━━━ Material for the task ━━━
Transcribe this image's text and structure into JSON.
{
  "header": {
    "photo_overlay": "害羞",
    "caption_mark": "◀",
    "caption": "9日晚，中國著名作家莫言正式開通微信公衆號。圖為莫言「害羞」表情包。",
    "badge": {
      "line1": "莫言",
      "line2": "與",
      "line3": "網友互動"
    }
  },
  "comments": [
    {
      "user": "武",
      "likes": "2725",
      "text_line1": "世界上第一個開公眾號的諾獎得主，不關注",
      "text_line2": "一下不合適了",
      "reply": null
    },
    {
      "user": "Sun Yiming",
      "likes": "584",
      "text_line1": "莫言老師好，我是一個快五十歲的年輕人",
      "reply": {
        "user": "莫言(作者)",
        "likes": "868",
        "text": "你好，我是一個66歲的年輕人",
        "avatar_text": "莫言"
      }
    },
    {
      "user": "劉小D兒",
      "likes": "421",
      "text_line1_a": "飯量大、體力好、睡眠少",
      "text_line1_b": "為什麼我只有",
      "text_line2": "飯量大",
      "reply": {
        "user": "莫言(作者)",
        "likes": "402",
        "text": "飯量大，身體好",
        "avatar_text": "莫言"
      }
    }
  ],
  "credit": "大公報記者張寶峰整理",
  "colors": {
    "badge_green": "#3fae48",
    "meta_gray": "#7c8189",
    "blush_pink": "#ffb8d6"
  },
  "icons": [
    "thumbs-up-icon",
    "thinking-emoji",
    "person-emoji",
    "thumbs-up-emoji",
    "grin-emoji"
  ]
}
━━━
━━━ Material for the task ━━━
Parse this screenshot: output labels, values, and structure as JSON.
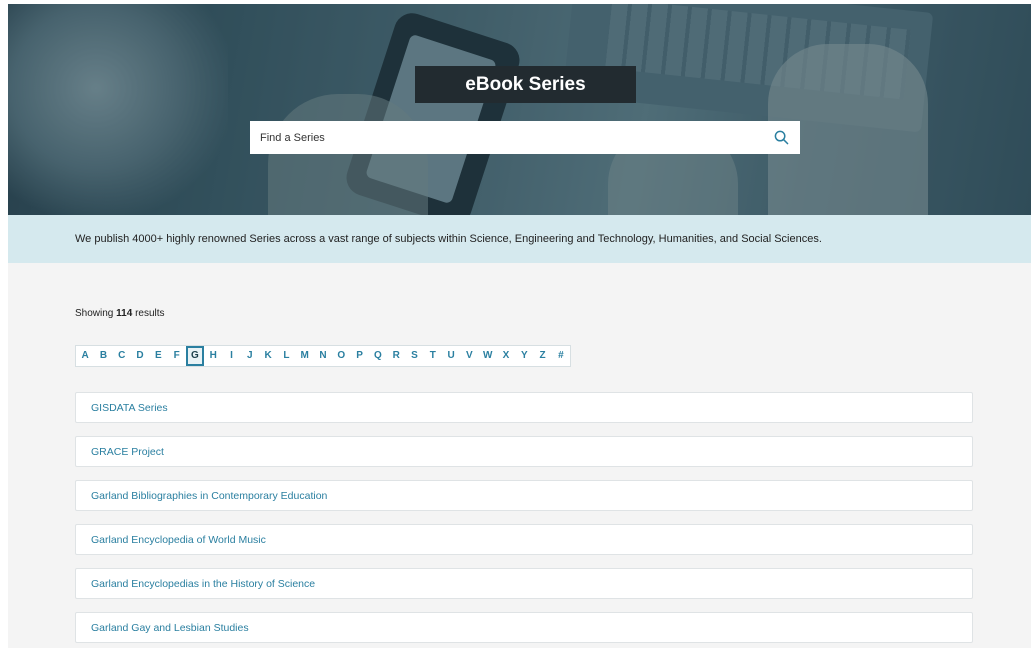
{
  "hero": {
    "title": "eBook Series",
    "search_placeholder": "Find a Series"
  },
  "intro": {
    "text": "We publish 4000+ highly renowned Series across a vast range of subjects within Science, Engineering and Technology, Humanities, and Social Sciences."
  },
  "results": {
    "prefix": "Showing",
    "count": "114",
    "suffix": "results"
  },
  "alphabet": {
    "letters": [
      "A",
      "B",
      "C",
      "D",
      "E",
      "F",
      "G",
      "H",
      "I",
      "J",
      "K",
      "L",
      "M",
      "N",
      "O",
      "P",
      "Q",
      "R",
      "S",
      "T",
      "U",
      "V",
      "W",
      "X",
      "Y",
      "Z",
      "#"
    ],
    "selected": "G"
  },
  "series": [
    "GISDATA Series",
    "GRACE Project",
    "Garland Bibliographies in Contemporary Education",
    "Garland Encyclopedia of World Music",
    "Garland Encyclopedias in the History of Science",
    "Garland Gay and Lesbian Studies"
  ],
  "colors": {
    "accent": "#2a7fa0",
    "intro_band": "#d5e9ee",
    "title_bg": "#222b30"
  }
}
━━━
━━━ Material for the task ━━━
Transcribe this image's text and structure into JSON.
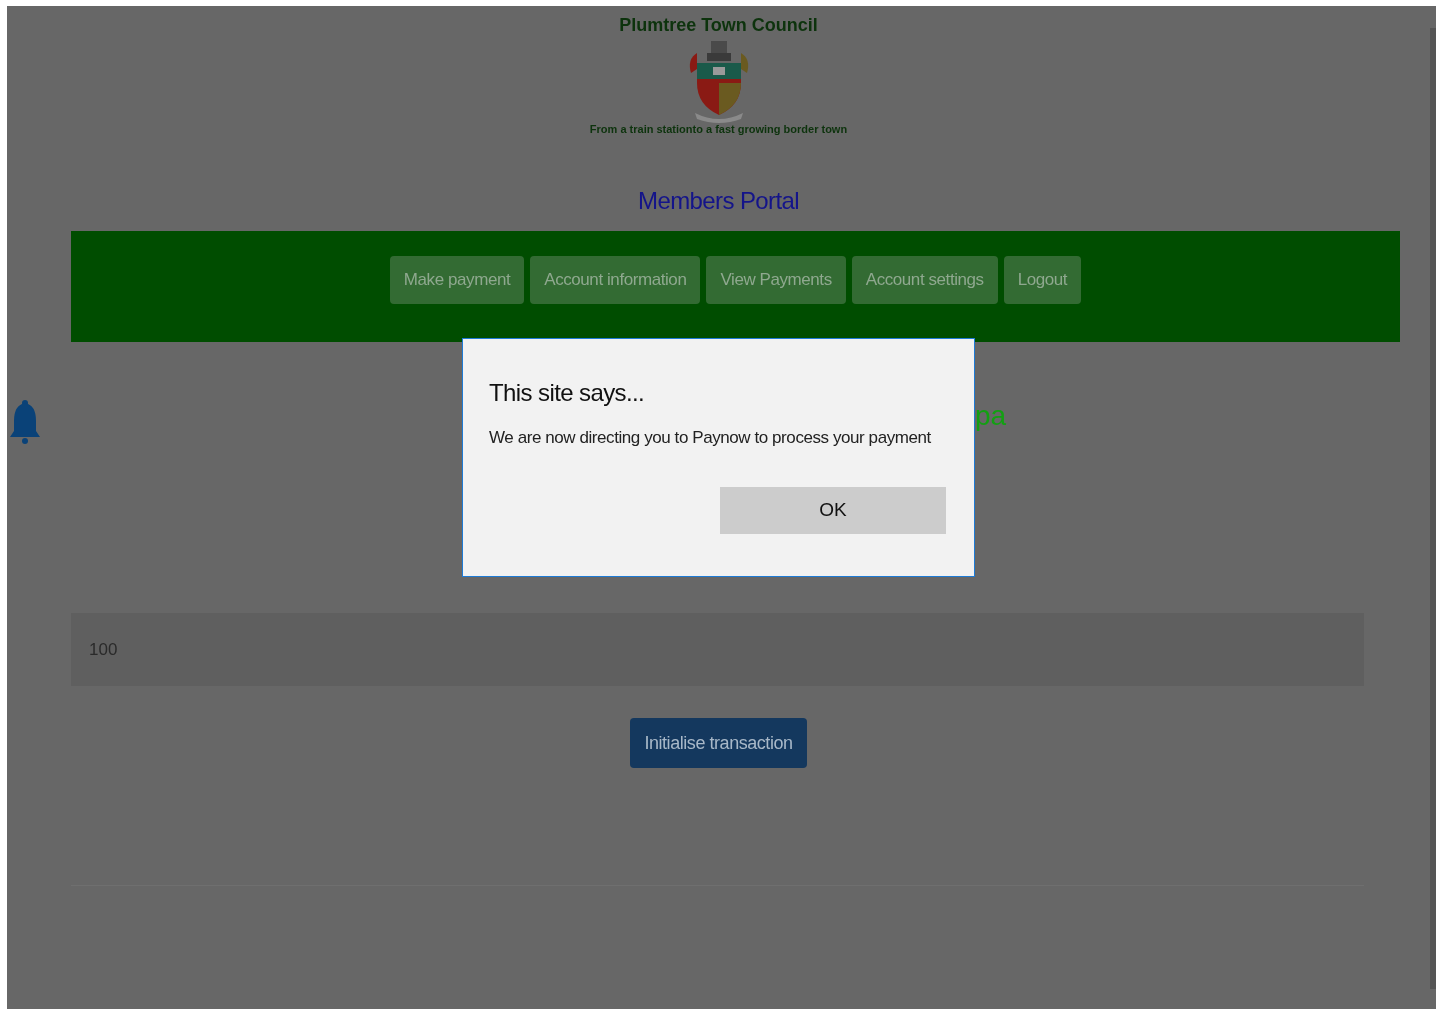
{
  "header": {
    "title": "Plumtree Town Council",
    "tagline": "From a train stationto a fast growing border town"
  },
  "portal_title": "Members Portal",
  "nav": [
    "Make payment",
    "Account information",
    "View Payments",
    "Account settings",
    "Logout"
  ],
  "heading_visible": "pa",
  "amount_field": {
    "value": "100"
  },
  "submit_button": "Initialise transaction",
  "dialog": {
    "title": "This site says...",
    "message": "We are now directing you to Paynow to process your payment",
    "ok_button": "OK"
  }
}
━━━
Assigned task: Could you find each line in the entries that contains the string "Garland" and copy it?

Solution for this exercise:
    "Garland Bibliographies in Contemporary Education",
    "Garland Encyclopedia of World Music",
    "Garland Encyclopedias in the History of Science",
    "Garland Gay and Lesbian Studies"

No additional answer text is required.